● What needs to be done:
Give back every record exactly.

● Dataset:
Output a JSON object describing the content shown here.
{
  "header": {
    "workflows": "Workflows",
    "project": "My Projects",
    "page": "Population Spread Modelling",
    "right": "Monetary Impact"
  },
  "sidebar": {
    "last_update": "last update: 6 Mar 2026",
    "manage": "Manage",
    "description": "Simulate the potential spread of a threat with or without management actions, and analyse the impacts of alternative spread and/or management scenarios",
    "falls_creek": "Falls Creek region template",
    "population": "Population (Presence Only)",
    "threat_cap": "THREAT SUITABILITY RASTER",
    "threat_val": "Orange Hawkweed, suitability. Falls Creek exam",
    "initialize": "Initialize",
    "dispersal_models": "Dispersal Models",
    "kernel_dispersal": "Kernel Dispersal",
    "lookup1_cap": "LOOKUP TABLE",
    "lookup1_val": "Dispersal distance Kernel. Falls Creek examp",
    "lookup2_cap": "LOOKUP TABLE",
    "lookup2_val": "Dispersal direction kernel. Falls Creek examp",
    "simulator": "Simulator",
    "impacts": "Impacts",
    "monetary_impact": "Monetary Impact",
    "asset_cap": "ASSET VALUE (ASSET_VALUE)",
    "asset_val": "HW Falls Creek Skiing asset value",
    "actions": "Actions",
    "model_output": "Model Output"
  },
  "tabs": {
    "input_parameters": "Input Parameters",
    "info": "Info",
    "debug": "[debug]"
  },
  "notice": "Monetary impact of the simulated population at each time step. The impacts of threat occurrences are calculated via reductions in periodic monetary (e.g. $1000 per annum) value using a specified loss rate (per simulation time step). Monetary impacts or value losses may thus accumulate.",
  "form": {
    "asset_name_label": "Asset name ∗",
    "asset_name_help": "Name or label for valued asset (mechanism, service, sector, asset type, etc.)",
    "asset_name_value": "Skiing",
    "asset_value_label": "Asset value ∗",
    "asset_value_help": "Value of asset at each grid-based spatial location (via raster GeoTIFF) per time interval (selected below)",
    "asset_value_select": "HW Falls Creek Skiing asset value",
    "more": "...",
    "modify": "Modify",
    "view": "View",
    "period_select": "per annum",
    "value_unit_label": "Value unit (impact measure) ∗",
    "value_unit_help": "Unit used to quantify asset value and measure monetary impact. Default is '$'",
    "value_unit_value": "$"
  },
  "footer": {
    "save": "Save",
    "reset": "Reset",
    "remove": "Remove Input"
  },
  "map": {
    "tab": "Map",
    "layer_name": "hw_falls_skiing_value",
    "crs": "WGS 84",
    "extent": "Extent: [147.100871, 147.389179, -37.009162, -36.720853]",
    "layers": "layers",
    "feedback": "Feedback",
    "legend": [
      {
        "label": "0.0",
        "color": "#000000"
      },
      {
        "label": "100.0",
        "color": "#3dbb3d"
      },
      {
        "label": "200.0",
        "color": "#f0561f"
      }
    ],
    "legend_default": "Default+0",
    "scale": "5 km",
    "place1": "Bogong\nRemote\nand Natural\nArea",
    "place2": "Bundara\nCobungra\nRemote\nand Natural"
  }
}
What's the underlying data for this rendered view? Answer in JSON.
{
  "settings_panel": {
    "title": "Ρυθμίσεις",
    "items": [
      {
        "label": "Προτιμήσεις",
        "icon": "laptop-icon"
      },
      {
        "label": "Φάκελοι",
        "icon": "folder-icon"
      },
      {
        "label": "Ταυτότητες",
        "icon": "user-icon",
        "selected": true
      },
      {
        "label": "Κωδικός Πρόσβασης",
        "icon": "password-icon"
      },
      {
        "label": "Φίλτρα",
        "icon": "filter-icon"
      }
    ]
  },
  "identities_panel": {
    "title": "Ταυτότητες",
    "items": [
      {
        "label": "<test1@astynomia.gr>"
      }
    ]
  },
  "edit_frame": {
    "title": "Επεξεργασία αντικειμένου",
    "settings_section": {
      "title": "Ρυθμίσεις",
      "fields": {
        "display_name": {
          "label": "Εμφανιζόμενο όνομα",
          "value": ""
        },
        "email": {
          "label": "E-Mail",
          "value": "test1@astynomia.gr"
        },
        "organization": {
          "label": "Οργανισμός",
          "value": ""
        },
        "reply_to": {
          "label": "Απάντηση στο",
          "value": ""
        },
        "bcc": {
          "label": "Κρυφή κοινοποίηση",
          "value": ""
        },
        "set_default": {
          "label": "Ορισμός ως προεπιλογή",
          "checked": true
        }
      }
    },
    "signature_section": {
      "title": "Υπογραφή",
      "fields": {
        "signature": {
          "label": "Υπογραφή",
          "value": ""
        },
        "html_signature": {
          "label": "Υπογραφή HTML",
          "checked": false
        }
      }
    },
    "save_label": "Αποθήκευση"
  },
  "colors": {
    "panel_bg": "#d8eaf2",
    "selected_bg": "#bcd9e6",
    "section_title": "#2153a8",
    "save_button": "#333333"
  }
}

● Solution to this exercise:
Output a JSON object describing the content shown here.
{
  "header": {
    "workflows": "Workflows",
    "project": "My Projects",
    "page": "Population Spread Modelling",
    "right": "Monetary Impact"
  },
  "sidebar": {
    "last_update": "last update: 6 Mar 2026",
    "manage": "Manage",
    "description": "Simulate the potential spread of a threat with or without management actions, and analyse the impacts of alternative spread and/or management scenarios",
    "falls_creek": "Falls Creek region template",
    "population": "Population (Presence Only)",
    "threat_cap": "THREAT SUITABILITY RASTER",
    "threat_val": "Orange Hawkweed, suitability. Falls Creek exam",
    "initialize": "Initialize",
    "dispersal_models": "Dispersal Models",
    "kernel_dispersal": "Kernel Dispersal",
    "lookup1_cap": "LOOKUP TABLE",
    "lookup1_val": "Dispersal distance Kernel. Falls Creek examp",
    "lookup2_cap": "LOOKUP TABLE",
    "lookup2_val": "Dispersal direction kernel. Falls Creek examp",
    "simulator": "Simulator",
    "impacts": "Impacts",
    "monetary_impact": "Monetary Impact",
    "asset_cap": "ASSET VALUE (ASSET_VALUE)",
    "asset_val": "HW Falls Creek Skiing asset value",
    "actions": "Actions",
    "model_output": "Model Output"
  },
  "tabs": {
    "input_parameters": "Input Parameters",
    "info": "Info",
    "debug": "[debug]"
  },
  "notice": "Monetary impact of the simulated population at each time step. The impacts of threat occurrences are calculated via reductions in periodic monetary (e.g. $1000 per annum) value using a specified loss rate (per simulation time step). Monetary impacts or value losses may thus accumulate.",
  "form": {
    "asset_name_label": "Asset name ∗",
    "asset_name_help": "Name or label for valued asset (mechanism, service, sector, asset type, etc.)",
    "asset_name_value": "Skiing",
    "asset_value_label": "Asset value ∗",
    "asset_value_help": "Value of asset at each grid-based spatial location (via raster GeoTIFF) per time interval (selected below)",
    "asset_value_select": "HW Falls Creek Skiing asset value",
    "more": "...",
    "modify": "Modify",
    "view": "View",
    "period_select": "per annum",
    "value_unit_label": "Value unit (impact measure) ∗",
    "value_unit_help": "Unit used to quantify asset value and measure monetary impact. Default is '$'",
    "value_unit_value": "$"
  },
  "footer": {
    "save": "Save",
    "reset": "Reset",
    "remove": "Remove Input"
  },
  "map": {
    "tab": "Map",
    "layer_name": "hw_falls_skiing_value",
    "crs": "WGS 84",
    "extent": "Extent: [147.100871, 147.389179, -37.009162, -36.720853]",
    "layers": "layers",
    "feedback": "Feedback",
    "legend": [
      {
        "label": "0.0",
        "color": "#000000"
      },
      {
        "label": "100.0",
        "color": "#3dbb3d"
      },
      {
        "label": "200.0",
        "color": "#f0561f"
      }
    ],
    "legend_default": "Default+0",
    "scale": "5 km",
    "place1": "Bogong\nRemote\nand Natural\nArea",
    "place2": "Bundara\nCobungra\nRemote\nand Natural"
  }
}
What's the underlying data for this rendered view? Answer in JSON.
{
  "settings_panel": {
    "title": "Ρυθμίσεις",
    "items": [
      {
        "label": "Προτιμήσεις",
        "icon": "laptop-icon"
      },
      {
        "label": "Φάκελοι",
        "icon": "folder-icon"
      },
      {
        "label": "Ταυτότητες",
        "icon": "user-icon",
        "selected": true
      },
      {
        "label": "Κωδικός Πρόσβασης",
        "icon": "password-icon"
      },
      {
        "label": "Φίλτρα",
        "icon": "filter-icon"
      }
    ]
  },
  "identities_panel": {
    "title": "Ταυτότητες",
    "items": [
      {
        "label": "<test1@astynomia.gr>"
      }
    ]
  },
  "edit_frame": {
    "title": "Επεξεργασία αντικειμένου",
    "settings_section": {
      "title": "Ρυθμίσεις",
      "fields": {
        "display_name": {
          "label": "Εμφανιζόμενο όνομα",
          "value": ""
        },
        "email": {
          "label": "E-Mail",
          "value": "test1@astynomia.gr"
        },
        "organization": {
          "label": "Οργανισμός",
          "value": ""
        },
        "reply_to": {
          "label": "Απάντηση στο",
          "value": ""
        },
        "bcc": {
          "label": "Κρυφή κοινοποίηση",
          "value": ""
        },
        "set_default": {
          "label": "Ορισμός ως προεπιλογή",
          "checked": true
        }
      }
    },
    "signature_section": {
      "title": "Υπογραφή",
      "fields": {
        "signature": {
          "label": "Υπογραφή",
          "value": ""
        },
        "html_signature": {
          "label": "Υπογραφή HTML",
          "checked": false
        }
      }
    },
    "save_label": "Αποθήκευση"
  },
  "colors": {
    "panel_bg": "#d8eaf2",
    "selected_bg": "#bcd9e6",
    "section_title": "#2153a8",
    "save_button": "#333333"
  }
}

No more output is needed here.